▶ [Your objective]
Locate every line below that contains the word "rest" and copy it.

Website and app data records
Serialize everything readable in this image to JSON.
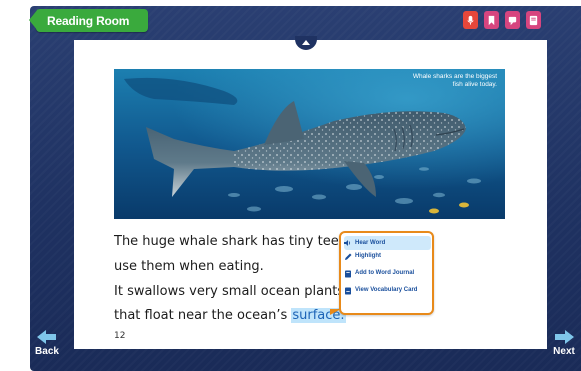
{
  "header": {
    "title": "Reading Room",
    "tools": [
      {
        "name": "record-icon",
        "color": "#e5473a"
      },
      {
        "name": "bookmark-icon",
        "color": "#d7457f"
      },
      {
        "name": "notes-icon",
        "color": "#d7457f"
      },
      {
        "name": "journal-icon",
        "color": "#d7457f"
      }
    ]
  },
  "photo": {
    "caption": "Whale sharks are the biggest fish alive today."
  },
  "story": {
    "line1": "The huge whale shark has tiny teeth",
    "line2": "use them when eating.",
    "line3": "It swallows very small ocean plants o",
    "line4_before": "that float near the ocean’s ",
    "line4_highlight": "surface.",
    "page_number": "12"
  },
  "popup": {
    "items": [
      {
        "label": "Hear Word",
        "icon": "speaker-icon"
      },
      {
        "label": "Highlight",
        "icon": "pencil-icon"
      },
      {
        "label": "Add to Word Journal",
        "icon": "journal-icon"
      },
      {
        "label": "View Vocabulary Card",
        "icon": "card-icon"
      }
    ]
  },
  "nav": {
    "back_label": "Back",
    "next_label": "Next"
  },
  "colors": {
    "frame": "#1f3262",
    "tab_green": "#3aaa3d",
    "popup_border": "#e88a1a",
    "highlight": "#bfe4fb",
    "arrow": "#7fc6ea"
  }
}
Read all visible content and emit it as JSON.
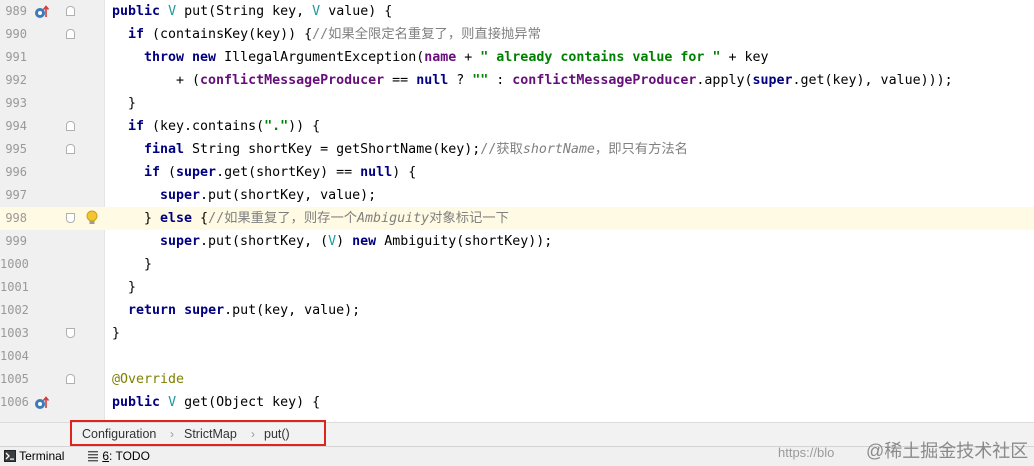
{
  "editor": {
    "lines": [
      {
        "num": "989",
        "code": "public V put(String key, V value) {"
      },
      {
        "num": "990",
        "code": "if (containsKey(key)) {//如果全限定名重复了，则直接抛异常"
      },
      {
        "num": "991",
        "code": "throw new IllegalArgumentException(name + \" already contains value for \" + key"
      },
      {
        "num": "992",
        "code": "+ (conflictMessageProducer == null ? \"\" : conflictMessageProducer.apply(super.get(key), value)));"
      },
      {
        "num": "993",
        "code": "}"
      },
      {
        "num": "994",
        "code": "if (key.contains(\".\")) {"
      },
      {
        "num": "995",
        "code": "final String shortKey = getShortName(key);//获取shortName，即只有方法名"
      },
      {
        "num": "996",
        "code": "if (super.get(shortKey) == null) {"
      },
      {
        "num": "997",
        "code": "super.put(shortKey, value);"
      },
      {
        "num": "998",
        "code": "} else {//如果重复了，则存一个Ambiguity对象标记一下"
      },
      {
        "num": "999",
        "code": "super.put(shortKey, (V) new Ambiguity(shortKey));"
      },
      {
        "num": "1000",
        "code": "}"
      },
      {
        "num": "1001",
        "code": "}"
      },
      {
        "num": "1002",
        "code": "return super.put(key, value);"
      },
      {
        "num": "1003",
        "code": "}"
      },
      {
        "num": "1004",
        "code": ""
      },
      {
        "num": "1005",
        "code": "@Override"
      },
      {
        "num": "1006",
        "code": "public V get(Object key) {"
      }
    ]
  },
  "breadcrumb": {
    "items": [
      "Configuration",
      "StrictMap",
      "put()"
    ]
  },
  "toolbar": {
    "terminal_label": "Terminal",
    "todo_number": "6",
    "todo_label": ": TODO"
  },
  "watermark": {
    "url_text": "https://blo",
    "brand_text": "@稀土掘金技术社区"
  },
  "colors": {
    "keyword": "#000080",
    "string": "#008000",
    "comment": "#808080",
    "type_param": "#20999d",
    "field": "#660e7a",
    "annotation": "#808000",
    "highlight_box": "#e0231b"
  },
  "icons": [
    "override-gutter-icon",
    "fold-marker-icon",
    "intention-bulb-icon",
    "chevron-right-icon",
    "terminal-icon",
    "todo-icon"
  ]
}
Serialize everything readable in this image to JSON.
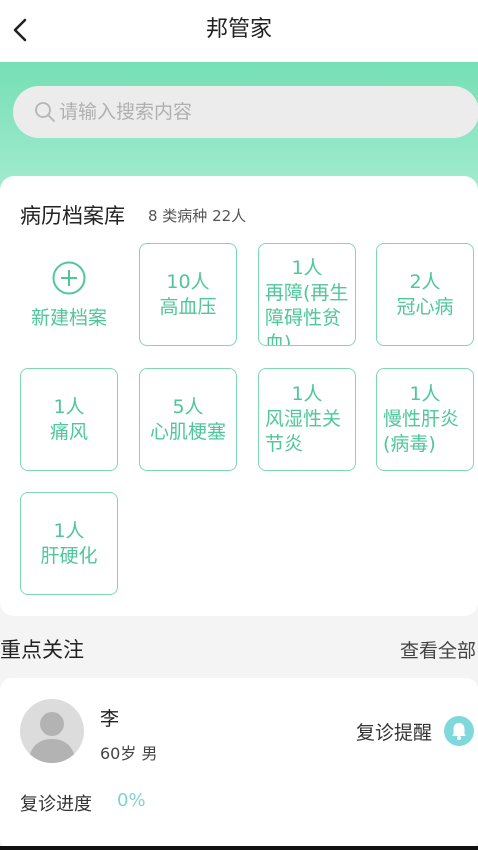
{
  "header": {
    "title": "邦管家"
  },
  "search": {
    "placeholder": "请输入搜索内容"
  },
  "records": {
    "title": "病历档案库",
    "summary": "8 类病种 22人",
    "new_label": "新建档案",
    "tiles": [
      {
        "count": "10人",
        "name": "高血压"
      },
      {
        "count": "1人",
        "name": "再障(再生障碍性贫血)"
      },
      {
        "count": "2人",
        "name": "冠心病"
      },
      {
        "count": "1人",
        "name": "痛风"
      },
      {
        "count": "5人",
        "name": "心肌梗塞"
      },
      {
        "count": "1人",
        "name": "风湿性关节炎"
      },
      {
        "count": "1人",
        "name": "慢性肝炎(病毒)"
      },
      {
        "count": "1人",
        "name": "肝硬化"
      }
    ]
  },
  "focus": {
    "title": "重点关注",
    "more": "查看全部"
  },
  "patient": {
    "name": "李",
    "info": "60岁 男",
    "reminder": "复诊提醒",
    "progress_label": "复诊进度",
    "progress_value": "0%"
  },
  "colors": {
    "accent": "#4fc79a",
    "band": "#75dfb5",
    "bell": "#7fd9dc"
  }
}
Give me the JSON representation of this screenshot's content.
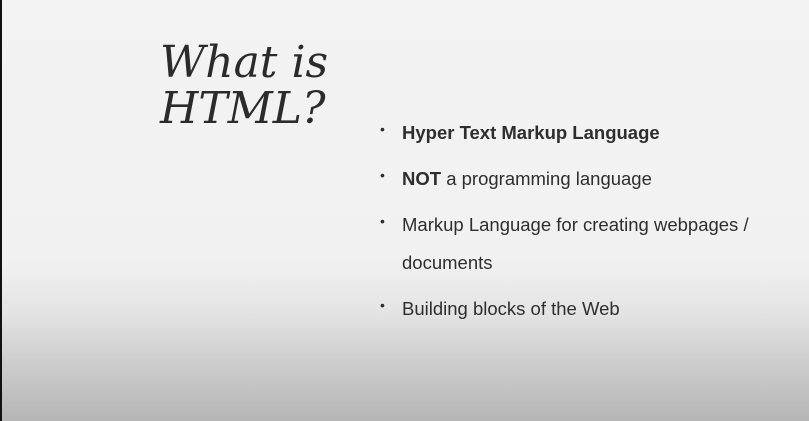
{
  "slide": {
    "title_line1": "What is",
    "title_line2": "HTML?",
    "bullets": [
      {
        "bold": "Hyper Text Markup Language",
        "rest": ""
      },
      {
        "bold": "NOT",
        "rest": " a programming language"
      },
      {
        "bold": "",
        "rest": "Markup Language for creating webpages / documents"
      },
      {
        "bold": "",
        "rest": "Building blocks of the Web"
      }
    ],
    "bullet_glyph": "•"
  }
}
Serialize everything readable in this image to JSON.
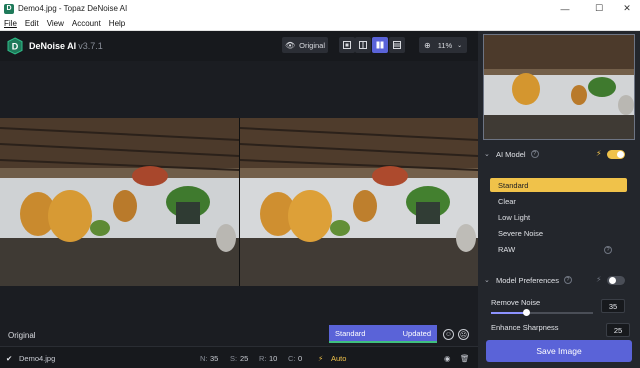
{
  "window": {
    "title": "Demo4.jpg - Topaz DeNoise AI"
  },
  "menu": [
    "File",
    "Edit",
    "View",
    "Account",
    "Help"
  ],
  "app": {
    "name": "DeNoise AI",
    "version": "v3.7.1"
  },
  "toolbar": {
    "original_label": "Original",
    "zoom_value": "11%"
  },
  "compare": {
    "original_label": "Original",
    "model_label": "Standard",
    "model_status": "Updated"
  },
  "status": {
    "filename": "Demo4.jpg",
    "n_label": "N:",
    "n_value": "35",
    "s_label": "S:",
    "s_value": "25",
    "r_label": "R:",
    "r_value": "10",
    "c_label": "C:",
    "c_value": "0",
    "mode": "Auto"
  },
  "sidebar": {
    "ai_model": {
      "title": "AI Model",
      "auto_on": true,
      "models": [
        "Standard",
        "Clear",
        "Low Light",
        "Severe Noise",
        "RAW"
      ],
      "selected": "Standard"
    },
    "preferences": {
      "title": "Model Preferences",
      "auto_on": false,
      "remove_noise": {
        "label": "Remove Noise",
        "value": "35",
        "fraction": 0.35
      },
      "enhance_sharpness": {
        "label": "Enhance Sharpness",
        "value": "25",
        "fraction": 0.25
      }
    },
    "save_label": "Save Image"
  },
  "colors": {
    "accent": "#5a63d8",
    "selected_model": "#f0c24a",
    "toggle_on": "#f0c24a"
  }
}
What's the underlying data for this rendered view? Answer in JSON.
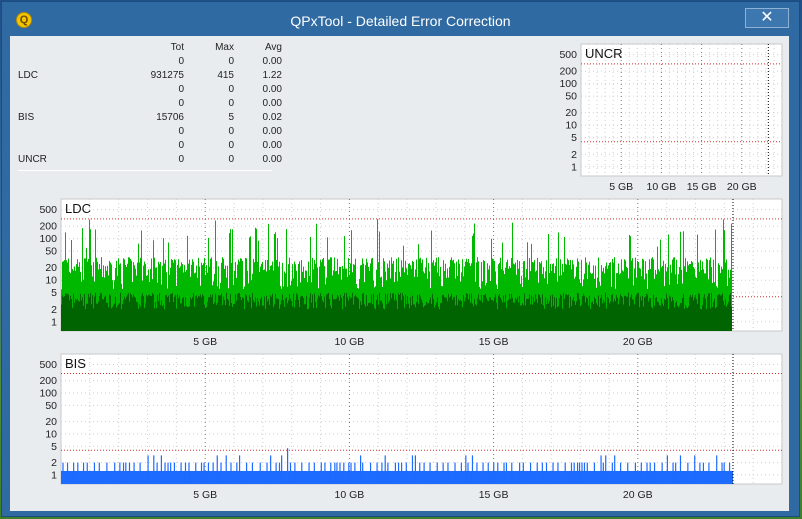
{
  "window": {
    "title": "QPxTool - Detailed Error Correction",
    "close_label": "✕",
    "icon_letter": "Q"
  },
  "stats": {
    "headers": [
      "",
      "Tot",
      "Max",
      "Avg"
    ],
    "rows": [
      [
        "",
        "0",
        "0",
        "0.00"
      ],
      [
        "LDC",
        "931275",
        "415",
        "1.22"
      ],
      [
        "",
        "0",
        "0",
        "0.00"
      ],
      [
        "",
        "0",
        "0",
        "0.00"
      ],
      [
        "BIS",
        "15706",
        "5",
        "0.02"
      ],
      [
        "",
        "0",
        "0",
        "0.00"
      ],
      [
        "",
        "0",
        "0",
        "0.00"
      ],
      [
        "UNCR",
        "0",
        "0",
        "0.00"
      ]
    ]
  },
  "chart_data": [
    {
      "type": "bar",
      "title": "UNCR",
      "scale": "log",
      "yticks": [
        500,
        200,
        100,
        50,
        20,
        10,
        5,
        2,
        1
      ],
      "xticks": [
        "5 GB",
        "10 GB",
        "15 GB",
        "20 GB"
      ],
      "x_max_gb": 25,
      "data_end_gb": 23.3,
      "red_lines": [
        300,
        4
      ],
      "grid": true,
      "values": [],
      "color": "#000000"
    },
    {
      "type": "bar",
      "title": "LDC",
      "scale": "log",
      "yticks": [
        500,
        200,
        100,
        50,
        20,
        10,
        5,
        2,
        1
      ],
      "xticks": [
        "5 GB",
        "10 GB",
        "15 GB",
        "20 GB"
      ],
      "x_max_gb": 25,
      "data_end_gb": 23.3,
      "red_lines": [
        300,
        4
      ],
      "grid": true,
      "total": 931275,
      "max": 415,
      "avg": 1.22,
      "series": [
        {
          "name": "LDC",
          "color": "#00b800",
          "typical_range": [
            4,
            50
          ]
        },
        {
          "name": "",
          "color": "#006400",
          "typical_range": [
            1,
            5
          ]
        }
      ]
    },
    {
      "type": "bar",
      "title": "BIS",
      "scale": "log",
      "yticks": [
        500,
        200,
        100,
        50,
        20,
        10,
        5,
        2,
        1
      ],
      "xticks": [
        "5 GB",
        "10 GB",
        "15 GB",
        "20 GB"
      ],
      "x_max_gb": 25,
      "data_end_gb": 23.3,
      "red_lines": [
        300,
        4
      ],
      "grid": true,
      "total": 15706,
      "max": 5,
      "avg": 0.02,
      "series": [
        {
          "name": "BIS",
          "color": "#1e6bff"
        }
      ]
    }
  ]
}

▶ [Solution]
        "rest": ""
        "rest": " a programming language"
        "rest": "Markup Language for creating webpages / documents"
        "rest": "Building blocks of the Web"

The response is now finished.